Investigators from the U.S. Department of Agriculture say they cannot figure out how genetically modified wheat got into an Oregon field. Now GM wheat has been found growing in Montana, too.
In a culture where we have been told for decades to “eat your Wheaties” raising children gluten-free requires a new paradigm.
A doctor who authored the book Wheat Belly claims that changes to modern varieties of wheat have have caused the rise in celiac disease and gluten sensitivity. But other doctors have other theories to explain why wheat makes some people sick.
Government investigators are trying to solve an agricultural whodunit: How did genetically engineered wheat that was never approved for sale end up in a farmer’s field in Oregon? Some are raising the possibility of sabotage; others suspect simple human error.

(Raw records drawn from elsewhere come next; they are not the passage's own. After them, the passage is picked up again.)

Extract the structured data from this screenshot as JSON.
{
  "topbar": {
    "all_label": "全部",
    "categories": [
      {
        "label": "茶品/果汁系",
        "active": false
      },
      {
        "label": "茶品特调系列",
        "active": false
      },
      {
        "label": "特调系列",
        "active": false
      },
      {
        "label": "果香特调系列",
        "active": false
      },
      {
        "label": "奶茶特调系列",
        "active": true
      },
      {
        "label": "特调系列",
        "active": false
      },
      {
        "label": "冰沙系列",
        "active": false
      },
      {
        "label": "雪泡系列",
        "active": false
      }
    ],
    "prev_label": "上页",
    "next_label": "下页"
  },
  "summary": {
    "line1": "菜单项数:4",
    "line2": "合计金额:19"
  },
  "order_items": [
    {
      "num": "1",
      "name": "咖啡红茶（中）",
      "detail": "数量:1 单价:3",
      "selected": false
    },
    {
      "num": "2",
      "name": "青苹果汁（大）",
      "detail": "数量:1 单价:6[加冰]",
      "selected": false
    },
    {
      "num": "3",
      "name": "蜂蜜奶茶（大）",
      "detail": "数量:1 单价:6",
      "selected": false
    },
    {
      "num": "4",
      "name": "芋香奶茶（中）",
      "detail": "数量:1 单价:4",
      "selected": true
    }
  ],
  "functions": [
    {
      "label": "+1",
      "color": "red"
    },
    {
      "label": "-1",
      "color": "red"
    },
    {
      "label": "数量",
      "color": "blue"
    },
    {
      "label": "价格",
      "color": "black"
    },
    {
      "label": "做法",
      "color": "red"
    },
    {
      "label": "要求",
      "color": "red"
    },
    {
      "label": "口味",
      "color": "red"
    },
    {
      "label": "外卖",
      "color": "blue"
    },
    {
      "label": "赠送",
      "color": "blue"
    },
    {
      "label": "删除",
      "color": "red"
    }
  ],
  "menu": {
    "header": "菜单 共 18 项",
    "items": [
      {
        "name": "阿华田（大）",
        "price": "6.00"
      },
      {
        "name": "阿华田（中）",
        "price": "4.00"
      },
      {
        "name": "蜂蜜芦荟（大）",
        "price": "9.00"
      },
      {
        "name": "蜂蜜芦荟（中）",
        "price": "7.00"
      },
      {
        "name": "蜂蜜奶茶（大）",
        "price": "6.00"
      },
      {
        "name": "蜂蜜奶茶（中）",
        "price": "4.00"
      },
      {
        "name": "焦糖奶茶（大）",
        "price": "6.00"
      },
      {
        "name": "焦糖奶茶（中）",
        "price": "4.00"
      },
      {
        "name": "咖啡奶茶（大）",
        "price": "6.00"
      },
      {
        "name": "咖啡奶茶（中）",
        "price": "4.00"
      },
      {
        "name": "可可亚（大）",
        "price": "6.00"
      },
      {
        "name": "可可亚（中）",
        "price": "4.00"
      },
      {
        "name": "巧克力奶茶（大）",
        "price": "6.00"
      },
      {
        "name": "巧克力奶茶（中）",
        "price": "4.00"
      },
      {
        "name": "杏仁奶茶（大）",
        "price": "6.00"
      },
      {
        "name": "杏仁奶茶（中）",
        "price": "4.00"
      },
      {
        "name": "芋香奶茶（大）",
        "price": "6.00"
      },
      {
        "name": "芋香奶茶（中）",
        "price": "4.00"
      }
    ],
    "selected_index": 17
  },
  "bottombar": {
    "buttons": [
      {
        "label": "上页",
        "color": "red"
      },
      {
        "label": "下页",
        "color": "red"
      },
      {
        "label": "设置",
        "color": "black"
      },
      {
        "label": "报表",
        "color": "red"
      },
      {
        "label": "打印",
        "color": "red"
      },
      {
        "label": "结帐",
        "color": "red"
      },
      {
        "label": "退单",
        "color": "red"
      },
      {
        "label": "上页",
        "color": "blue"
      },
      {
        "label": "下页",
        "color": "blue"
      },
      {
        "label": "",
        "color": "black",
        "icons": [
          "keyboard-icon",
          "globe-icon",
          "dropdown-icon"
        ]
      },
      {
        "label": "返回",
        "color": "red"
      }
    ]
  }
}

If you’ve never heard of wheat berries, you’re not alone. When I mentioned to a few people that I wanted to write about them, I received some quizzical looks. So, for anyone not familiar with this whole grain, let me end the suspense: wheat berries are simply individual kernels of wheat (minus the hulls). They are what King Arthur and other grain companies mill to produce the many different types of baking flours, from whole wheat to all-purpose. And, just as there are many different types of wheat, there are just as many types of wheat berries, with their color ranging from light tan to a reddish brown. But the most important thing about wheat berries, at least as far as this post is concerned, is that they are scrumptious.